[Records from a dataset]
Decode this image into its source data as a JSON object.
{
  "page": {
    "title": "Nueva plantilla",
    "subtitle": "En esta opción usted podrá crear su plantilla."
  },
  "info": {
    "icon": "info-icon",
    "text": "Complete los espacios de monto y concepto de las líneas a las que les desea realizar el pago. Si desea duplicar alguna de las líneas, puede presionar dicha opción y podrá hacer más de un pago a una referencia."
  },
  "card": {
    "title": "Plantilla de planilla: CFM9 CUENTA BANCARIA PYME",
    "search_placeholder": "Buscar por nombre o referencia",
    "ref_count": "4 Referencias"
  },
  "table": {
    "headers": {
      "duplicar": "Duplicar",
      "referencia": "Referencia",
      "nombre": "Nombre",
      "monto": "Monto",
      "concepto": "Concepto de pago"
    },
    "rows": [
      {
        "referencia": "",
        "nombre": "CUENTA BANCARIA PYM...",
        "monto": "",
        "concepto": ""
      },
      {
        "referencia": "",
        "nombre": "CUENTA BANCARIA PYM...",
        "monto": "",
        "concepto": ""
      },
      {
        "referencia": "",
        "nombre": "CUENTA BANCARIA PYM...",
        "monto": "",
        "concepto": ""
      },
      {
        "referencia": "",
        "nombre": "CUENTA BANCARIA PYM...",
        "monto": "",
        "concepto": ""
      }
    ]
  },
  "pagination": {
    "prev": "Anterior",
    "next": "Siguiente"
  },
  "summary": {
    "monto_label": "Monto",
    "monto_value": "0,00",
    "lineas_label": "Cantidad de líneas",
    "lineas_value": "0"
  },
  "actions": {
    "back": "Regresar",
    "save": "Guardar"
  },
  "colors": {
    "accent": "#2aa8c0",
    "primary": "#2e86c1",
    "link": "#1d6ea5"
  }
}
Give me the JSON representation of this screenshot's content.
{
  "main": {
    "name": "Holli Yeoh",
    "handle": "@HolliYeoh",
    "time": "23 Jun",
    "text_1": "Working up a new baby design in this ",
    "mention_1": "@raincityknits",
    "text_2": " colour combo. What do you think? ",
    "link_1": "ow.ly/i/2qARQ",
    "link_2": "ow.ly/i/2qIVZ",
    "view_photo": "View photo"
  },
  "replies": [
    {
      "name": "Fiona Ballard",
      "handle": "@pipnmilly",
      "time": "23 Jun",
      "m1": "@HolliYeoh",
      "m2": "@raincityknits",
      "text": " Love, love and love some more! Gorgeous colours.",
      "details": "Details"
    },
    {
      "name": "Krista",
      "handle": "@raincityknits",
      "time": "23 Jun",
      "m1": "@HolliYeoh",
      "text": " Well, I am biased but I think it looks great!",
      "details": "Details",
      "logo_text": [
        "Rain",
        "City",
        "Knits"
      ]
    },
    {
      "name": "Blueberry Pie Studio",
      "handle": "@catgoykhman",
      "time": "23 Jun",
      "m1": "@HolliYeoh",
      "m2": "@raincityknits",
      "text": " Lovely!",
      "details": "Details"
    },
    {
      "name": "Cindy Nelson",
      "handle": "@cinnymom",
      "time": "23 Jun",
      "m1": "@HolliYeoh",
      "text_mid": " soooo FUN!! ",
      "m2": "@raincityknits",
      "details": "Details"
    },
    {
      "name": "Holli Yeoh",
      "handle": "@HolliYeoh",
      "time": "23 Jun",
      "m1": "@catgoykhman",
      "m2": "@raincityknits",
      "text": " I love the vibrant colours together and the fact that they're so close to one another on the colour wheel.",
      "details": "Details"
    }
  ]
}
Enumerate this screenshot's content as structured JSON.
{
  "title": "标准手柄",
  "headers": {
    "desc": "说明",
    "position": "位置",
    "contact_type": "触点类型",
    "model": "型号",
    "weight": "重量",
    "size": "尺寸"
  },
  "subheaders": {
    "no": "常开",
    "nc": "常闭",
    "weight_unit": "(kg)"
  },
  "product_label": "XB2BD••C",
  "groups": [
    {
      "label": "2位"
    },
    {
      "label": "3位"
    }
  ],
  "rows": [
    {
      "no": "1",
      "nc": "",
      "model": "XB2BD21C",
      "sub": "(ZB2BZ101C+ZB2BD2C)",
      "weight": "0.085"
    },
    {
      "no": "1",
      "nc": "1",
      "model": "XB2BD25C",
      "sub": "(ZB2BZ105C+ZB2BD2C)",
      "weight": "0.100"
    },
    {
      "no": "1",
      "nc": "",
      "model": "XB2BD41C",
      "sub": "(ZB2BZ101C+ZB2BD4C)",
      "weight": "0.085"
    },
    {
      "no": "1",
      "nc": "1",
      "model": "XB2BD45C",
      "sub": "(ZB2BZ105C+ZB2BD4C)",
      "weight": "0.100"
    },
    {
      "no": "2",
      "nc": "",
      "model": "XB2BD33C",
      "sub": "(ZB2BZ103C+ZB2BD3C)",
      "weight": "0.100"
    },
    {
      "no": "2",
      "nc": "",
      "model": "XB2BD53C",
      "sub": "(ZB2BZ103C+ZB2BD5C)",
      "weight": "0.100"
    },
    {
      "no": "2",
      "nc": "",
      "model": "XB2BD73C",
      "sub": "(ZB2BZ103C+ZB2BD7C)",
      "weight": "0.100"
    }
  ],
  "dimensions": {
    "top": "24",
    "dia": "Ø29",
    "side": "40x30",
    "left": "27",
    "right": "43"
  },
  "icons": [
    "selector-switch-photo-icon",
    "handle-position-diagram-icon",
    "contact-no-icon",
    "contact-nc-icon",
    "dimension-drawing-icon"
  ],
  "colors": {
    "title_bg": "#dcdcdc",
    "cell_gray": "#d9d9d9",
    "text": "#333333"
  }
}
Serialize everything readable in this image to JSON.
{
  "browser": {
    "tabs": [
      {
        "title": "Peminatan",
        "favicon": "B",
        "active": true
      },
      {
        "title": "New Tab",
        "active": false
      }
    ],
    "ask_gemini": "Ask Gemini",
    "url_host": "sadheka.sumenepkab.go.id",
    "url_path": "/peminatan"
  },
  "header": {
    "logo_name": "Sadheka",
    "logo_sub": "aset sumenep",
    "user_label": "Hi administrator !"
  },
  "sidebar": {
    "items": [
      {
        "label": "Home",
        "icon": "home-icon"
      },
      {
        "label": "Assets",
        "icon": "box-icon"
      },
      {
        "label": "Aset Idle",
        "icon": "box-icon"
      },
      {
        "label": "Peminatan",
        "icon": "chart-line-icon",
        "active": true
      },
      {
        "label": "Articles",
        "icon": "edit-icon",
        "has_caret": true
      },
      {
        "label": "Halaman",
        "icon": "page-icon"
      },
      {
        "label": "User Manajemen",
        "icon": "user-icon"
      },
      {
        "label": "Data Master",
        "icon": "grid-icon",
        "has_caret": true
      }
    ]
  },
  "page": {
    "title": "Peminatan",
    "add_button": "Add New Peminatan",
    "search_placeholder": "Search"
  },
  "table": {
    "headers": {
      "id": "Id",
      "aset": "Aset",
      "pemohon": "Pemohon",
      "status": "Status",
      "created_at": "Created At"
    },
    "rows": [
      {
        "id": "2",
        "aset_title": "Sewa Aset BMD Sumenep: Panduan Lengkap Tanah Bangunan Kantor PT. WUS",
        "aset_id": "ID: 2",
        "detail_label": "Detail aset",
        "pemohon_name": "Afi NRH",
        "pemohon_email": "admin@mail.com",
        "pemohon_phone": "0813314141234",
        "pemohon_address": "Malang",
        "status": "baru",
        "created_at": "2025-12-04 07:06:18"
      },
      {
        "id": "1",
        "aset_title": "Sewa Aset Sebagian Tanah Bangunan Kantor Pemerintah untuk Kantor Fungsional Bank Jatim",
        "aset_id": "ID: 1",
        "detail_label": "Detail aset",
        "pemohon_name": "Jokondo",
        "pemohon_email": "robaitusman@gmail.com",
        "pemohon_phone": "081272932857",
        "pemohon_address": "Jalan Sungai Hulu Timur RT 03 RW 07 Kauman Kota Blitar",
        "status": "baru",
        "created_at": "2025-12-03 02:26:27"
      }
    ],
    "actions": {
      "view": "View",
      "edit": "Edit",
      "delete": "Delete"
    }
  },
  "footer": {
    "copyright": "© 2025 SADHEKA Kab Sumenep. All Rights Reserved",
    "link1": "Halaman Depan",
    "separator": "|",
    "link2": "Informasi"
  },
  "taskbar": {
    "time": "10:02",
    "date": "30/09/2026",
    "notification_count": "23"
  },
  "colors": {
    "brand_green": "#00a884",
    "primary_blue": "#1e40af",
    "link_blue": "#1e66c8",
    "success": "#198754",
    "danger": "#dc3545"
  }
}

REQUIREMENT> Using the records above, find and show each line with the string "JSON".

OUTPUT BELOW>
Decode this image into its source data as a JSON object.
Give me the JSON representation of this screenshot's content.
Enumerate this screenshot's content as structured JSON.
Serialize everything readable in this image to JSON.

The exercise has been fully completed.